Angie Lane is the executive director of Red River Theatres, a nonprofit independent cinema in downtown Concord. She’s active in city and regional organizations, including having chaired the Concord Young Professionals Network throughout October 2019. 

Around Concord general manager Ernesto Burden caught up with her upstairs from Red River in the lobby of the new Hotel Concord.

Ernesto Burden: What do you think makes Concord unique for organizations like Red River?

Angie Lane: In some communities, arts organizations are siloed. It’s very different here in Concord. All the organizations truly support one another. We show up for each other; work together to promote each other’s events. 

EB: How do you see Red River’s role in the community? 

AL: In the beginning when I worked here [as events and marketing manager], people called us the “snobby theatre.” (laughs) But we don’t just represent a movie theater, we represent a community. I love that. We did this survey and had a thousand respondents. Twenty percent said they became more involved in a cause after attending an event at Red River.  . . .  I think Red River is part of the reason the community is the way it is today. It’s so much bigger than just showing movies. 

EB: You seem so deeply connected to downtown Concord…

AL: I don’t think if I hadn’t had that job at the Monitor

EB: The Monitor?

AL: I once worked at the Monitor. I was very bad at selling ads (laughs). But what I loved about it was meeting all the people downtown.

EB: What’s your goal for the theater?

AL: My biggest goal for Red River is financial stability. Sustainability.

EB: How about the vision, from a programming perspective?

AL: I really want to look at our programming and pivot toward a real emphasis on inclusion and representation. 

That’s partly personal, but it’s not just because I was that kid.

EB: That kid?

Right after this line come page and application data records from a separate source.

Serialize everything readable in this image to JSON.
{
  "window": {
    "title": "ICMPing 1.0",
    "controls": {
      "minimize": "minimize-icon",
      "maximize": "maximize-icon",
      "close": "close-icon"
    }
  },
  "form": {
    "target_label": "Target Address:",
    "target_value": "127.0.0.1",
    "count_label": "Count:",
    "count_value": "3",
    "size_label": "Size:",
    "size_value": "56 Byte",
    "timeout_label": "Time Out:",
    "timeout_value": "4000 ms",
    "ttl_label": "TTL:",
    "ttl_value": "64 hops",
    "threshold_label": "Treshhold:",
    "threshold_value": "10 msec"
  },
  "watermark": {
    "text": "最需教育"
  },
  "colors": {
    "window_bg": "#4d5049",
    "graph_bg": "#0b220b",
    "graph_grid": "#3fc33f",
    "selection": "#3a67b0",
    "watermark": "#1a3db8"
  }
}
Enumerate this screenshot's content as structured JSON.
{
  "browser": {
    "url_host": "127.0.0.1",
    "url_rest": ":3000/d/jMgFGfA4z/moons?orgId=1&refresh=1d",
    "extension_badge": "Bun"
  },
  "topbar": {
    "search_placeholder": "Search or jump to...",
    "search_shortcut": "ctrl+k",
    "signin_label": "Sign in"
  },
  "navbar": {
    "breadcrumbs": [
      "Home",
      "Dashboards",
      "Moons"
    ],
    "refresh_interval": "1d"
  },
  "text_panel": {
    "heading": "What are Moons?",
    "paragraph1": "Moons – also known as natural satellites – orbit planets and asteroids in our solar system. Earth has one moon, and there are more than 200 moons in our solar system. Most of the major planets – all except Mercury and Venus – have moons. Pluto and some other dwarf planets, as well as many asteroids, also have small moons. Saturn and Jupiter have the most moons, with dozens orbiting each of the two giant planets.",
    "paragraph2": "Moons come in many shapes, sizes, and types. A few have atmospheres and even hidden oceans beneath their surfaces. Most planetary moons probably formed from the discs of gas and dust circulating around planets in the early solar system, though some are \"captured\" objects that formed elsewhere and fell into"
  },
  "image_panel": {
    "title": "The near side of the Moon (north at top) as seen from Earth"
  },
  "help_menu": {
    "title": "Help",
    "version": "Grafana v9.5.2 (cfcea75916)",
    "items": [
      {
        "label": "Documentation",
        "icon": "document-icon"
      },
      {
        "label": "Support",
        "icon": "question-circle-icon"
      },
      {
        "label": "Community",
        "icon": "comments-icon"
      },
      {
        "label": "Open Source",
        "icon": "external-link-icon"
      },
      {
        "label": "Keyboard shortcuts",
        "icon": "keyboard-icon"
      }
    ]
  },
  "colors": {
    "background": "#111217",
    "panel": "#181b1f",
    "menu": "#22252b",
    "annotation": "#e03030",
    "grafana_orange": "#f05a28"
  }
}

AL: I was adopted from South Korea as a baby. Now I understand – I am who I am through that experience of being “other,” and I wouldn’t want to change it. But it was also hard.

When I watched Moonlight at Red River [directed by Barry Jenkins, 2016], that resonated with me. I felt like if I’d seen that as a young person, it would have changed the way I felt about being “other.”

I feel like I’m still a kid because I watch our movies and they change my outlook. Movies help you understand the world better, and your place in it. They help you understand yourself.

EB: How do you like the executive director role?

AL: Who ever gets to go back to an organization they love, lead an organization they were a fan of? I have a team that’s passionate and works far beyond what anyone would expect – and we wouldn’t do it unless we loved it.

EB: You seem optimistic about the future – of the theater and of Concord in general.

AL: I remember coming to the city in 2008, and working at the Monitor, and at the time, the death knell of Main Street was being heralded. In a short time, the reverse happened. The people spoke with their dollars. Red River was an indicator of something larger happening in Concord. If you were coming here and knew the city had an independent theater, a live theater, a community music school, you knew we were a thriving city. People think, “Oh, you have an indie cinema; I know what that city’s like.” Red River tells you something about the city and what it stands for.